Among the entries below, please show each line that carries the word "Protocol".

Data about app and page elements
= = = = =

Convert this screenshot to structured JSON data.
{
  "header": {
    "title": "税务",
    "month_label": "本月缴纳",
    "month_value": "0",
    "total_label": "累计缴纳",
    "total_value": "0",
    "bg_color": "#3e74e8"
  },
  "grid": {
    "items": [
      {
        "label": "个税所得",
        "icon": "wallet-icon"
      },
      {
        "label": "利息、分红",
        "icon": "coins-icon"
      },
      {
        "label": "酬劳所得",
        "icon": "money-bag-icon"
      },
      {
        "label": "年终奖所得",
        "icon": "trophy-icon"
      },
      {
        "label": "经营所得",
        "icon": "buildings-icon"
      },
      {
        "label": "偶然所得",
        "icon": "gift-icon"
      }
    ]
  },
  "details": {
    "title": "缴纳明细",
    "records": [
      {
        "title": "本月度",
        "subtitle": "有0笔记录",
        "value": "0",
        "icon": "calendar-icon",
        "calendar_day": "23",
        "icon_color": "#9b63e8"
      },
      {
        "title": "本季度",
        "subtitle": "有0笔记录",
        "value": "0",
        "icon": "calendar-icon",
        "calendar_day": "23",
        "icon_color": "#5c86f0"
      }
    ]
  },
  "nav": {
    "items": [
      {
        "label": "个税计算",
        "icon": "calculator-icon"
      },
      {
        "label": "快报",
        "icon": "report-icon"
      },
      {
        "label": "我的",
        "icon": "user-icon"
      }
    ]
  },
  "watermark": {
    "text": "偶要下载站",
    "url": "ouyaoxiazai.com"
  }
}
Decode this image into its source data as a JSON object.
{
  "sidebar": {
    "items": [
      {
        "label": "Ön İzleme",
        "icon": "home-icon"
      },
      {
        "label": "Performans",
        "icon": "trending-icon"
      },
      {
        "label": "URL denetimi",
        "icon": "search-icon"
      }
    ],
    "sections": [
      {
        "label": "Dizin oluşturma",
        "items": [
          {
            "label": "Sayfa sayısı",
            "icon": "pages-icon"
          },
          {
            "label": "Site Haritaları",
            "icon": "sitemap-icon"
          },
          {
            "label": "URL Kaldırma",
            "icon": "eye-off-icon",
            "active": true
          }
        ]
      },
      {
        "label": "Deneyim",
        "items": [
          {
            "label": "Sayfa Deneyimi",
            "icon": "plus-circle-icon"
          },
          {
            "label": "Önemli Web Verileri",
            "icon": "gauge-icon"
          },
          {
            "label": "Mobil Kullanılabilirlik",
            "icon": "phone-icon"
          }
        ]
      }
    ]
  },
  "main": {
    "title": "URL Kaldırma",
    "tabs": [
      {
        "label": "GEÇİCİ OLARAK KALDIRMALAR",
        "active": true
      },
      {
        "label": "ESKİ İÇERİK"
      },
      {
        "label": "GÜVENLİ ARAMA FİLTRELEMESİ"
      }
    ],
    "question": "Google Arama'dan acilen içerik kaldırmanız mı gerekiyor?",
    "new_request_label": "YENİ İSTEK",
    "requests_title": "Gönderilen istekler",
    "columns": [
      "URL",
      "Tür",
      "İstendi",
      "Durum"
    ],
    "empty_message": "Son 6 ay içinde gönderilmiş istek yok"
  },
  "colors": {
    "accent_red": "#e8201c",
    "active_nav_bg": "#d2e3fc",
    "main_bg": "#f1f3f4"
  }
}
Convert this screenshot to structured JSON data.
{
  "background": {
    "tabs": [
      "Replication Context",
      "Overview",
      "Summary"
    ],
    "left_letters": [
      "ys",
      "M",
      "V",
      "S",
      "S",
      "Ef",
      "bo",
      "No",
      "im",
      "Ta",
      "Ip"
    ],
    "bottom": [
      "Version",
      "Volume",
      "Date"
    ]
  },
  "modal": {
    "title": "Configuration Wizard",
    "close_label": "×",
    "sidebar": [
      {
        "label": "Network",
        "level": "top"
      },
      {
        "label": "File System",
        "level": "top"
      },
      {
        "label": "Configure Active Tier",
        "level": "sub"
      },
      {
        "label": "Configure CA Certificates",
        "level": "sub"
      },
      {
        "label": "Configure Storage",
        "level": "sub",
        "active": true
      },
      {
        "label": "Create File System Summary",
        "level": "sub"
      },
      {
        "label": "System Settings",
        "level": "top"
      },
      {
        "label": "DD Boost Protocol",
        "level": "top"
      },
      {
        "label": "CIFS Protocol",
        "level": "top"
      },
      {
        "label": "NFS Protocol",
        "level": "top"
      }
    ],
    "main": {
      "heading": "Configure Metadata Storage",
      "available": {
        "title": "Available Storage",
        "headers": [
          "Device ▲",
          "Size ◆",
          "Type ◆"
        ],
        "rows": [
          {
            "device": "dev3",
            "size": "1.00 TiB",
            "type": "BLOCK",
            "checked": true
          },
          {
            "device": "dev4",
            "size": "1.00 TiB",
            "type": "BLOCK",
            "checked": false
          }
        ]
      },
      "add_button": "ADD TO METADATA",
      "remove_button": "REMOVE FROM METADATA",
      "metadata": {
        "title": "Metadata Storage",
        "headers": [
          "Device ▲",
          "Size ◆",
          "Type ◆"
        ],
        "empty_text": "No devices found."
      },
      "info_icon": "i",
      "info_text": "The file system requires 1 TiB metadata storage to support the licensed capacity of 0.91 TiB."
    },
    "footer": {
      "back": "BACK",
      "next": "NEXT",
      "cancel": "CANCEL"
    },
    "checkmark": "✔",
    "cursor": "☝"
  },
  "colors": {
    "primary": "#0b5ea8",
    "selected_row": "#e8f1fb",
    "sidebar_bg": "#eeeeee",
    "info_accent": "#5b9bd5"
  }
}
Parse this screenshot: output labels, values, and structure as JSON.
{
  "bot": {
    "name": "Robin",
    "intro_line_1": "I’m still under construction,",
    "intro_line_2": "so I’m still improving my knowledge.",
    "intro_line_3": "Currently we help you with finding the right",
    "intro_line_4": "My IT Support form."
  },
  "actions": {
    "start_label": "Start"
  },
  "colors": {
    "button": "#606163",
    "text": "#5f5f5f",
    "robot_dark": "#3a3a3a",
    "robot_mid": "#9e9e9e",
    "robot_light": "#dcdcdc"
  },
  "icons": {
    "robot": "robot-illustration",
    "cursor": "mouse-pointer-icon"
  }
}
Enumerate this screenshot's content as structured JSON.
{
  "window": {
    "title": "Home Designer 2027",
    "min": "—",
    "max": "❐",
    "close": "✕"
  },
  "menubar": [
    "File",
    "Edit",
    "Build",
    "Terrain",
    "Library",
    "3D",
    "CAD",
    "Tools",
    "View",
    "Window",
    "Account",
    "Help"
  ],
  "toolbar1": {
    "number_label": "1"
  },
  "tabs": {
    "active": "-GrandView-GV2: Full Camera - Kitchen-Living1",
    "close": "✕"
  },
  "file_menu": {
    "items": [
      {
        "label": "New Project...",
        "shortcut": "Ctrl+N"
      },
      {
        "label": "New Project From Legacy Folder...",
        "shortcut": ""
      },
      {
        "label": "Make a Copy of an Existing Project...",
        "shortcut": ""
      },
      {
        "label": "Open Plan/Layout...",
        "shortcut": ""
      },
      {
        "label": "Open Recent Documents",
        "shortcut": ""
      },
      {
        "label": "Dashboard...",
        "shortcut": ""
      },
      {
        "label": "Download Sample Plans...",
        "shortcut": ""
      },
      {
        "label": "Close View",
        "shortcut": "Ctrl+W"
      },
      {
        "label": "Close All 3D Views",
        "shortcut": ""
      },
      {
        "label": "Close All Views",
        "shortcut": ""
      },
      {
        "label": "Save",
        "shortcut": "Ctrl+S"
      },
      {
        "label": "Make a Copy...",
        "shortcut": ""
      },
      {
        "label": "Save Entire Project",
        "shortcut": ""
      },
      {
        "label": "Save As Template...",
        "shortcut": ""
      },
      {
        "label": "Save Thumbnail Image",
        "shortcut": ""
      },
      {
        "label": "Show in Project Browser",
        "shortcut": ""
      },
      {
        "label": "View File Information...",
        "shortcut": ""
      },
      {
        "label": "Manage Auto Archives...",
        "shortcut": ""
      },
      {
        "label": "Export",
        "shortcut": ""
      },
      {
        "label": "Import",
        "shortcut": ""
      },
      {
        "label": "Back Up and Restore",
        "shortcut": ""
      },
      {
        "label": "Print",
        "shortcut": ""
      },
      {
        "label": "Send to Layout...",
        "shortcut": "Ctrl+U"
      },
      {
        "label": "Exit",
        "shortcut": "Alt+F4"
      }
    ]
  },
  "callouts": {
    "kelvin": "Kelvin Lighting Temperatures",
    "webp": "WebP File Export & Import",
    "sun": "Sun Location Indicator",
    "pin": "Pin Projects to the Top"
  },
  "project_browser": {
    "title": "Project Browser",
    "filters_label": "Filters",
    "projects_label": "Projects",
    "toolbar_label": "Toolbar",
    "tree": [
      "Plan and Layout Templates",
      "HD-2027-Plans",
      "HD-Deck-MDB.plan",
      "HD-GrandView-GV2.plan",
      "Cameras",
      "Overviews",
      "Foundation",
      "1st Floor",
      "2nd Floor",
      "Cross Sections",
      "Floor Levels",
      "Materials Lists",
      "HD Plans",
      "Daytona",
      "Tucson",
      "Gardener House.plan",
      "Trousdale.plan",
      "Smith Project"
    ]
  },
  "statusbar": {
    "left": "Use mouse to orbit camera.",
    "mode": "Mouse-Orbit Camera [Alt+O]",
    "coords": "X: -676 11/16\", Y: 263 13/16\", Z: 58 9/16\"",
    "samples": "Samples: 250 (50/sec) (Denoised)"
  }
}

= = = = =

» **Output**
        "label": "DD Boost Protocol",
        "label": "CIFS Protocol",
        "label": "NFS Protocol",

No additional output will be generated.